Old European river name derived from a Proto-Indo-European *dānu. Other river names from the same root include the Dunaj, Dzvina/Daugava, Don, Donets, Dnieper, Dniestr, Dysna, Tana and Tuoni. In Rigvedic Sanskrit, dānu means "fluid, drop", in Avestan, the same word means "river". In the Rigveda, Dānu once appears as the mother of Vrtra, "a dragon blocking the course of the rivers." The Finnish word for Danube is Tonava, which is most likely derived from the word for the river in Swedish and German, Donau. Up North there is also a river called Tana. Its Sámi name Deatnu means "Great River". It is possible that dānu in Scythian as in Avestan was a generic word for "river": Dnieper and Dniestr, from Danapris and Danastius, are presumed to continue Scythian *dānu apara "far river" and *dānu nazdya- "near river", respectively.

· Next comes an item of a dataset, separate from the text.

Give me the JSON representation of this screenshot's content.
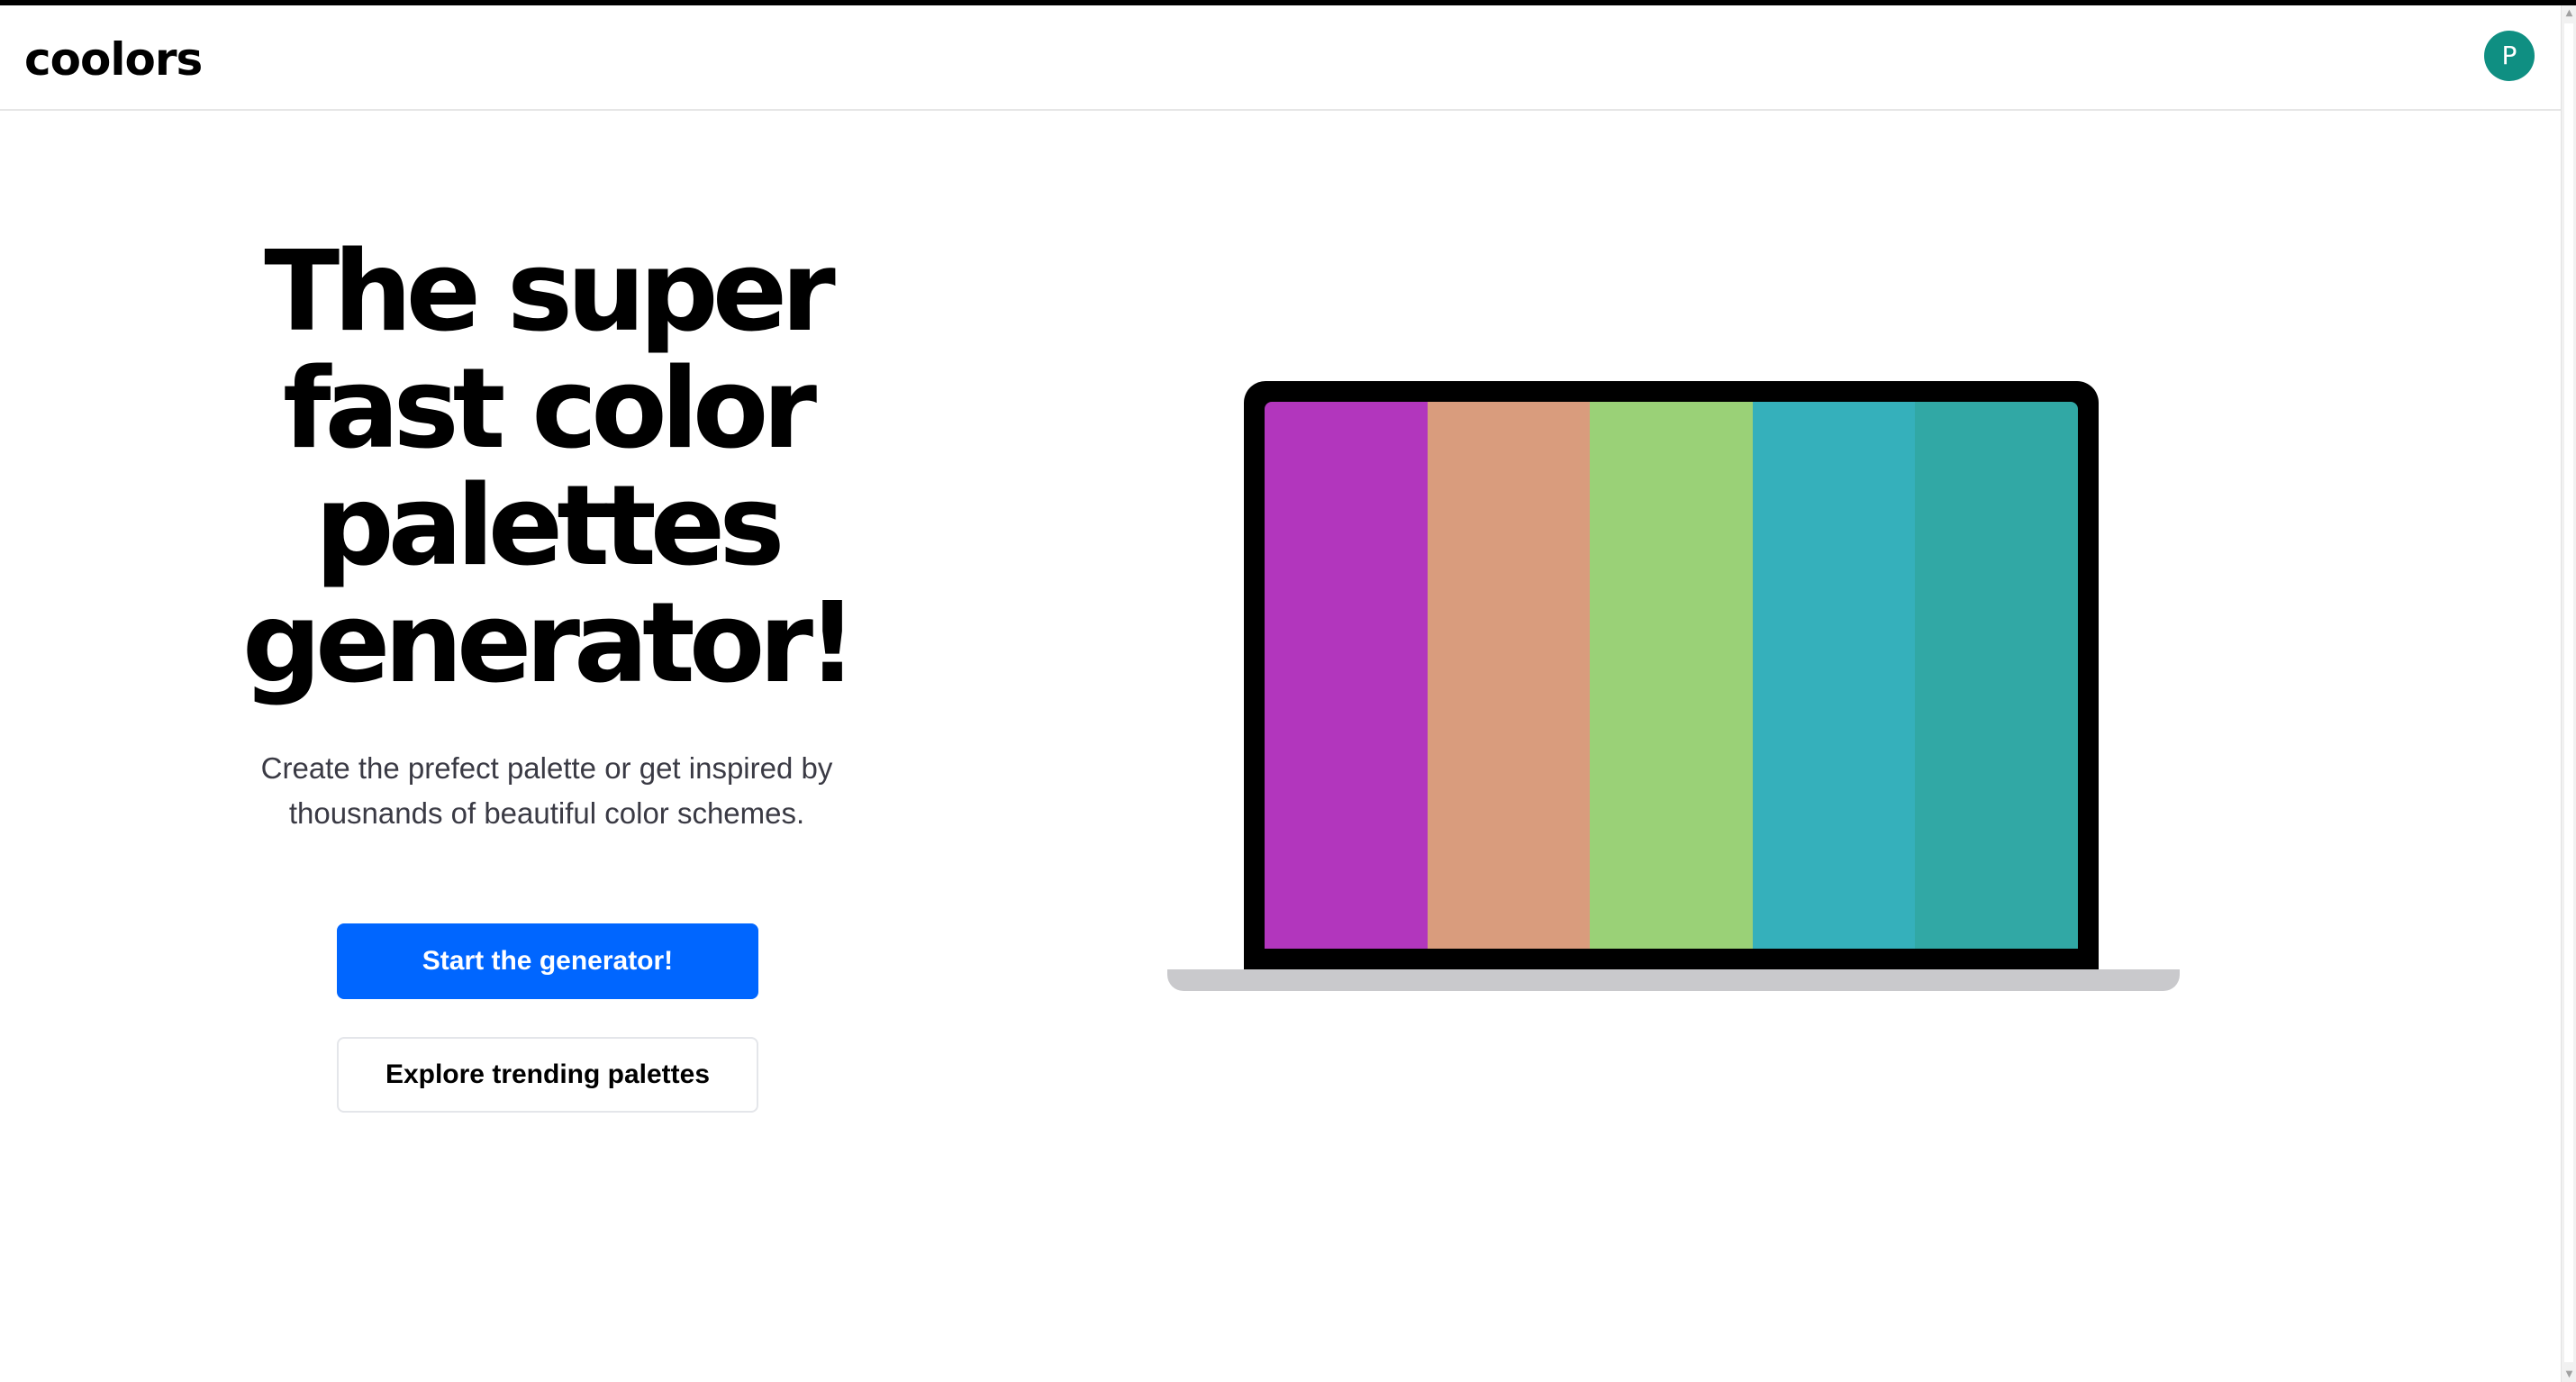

Known to the ancient Greeks as the Istros (Ἴστρος) a borrowing from a Daco-Thracian name meaning "strong, swift" (akin to Sanskrit iṣiras "swift"). In Latin, the Danube was variously known as Danubius, Danuvius or as Ister. The Dacian/Thracian name was Donaris for the upper Danube and Istros for the lower Danube. The Thraco-Phrygian name was Matoas, "the bringer of luck".
The Latin name is masculine, as are all its Slavic names, except Slovenian, (the name of the Rhine is also masculine in Latin, most of the Slavic languages, as well as in German). The German Donau (Early Modern German Donaw, Tonaw, Middle High German Tuonowe) is feminine, as it has been re-interpreted as containing the suffix -ouwe "wetland".

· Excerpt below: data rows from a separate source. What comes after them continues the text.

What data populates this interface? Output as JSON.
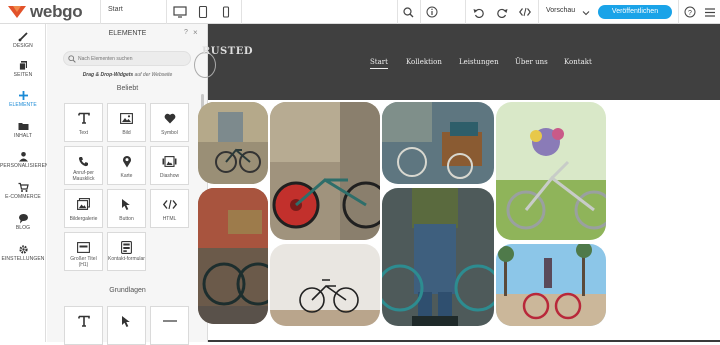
{
  "app": {
    "logo_text": "webgo",
    "page_label": "Start",
    "preview_label": "Vorschau",
    "publish_label": "Veröffentlichen",
    "accent": "#1aa3e8",
    "devices": [
      "desktop-icon",
      "tablet-icon",
      "phone-icon"
    ],
    "tools": [
      "search-icon",
      "info-icon",
      "undo-icon",
      "redo-icon",
      "code-icon",
      "chevron-down-icon",
      "help-icon",
      "menu-icon"
    ]
  },
  "sidebar": {
    "items": [
      {
        "label": "Design",
        "icon": "brush-icon"
      },
      {
        "label": "Seiten",
        "icon": "pages-icon"
      },
      {
        "label": "Elemente",
        "icon": "plus-icon",
        "active": true
      },
      {
        "label": "Inhalt",
        "icon": "folder-icon"
      },
      {
        "label": "Personalisieren",
        "icon": "user-icon"
      },
      {
        "label": "E-Commerce",
        "icon": "cart-icon"
      },
      {
        "label": "Blog",
        "icon": "speech-bubble-icon"
      },
      {
        "label": "Einstellungen",
        "icon": "gear-icon"
      }
    ]
  },
  "panel": {
    "title": "Elemente",
    "help": "?",
    "close": "×",
    "search_placeholder": "Nach Elementen suchen",
    "hint_bold": "Drag & Drop-Widgets",
    "hint_rest": " auf der Webseite",
    "sections": {
      "popular": "Beliebt",
      "basics": "Grundlagen"
    },
    "tiles": [
      {
        "label": "Text",
        "icon": "text-icon"
      },
      {
        "label": "Bild",
        "icon": "image-icon"
      },
      {
        "label": "Symbol",
        "icon": "heart-icon"
      },
      {
        "label": "Anruf-per Mausklick",
        "icon": "phone-call-icon"
      },
      {
        "label": "Karte",
        "icon": "map-pin-icon"
      },
      {
        "label": "Diashow",
        "icon": "slideshow-icon"
      },
      {
        "label": "Bildergalerie",
        "icon": "gallery-icon"
      },
      {
        "label": "Button",
        "icon": "pointer-icon"
      },
      {
        "label": "HTML",
        "icon": "code-icon"
      },
      {
        "label": "Großer Titel (H1)",
        "icon": "title-icon"
      },
      {
        "label": "Kontakt-formular",
        "icon": "form-icon"
      }
    ],
    "basic_tiles": [
      {
        "label": "",
        "icon": "text-icon"
      },
      {
        "label": "",
        "icon": "pointer-icon"
      },
      {
        "label": "",
        "icon": "divider-icon"
      }
    ]
  },
  "site": {
    "brand": "RUSTED",
    "nav": [
      "Start",
      "Kollektion",
      "Leistungen",
      "Über uns",
      "Kontakt"
    ],
    "active_nav": "Start",
    "header_color": "#404040"
  }
}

The modern languages spoken in the Danube basin all use names related to Dānuvius: German: Donau (; (Austro-Bavarian: Doana); Silesian: Důnaj; Upper Sorbian: Dunaj; Slovak: Dunaj (; Hungarian: Duna (); Serbo-Croatian: Dunav / Дунав ( or Romanian: Dunărea (); Bulgarian: Дунав, Dunav (); Ukrainian: Дунай, Dunai (); Czech: Dunaj (Czech pronunciation: ); Polish: Dunaj (Polish pronunciation: ); Slovene: Donava (); Turkish: Tuna; Portuguese: Danúbio (); French: Danube ); Italian: Danubio (); Spanish: Danubio (); Romansh: Danubi.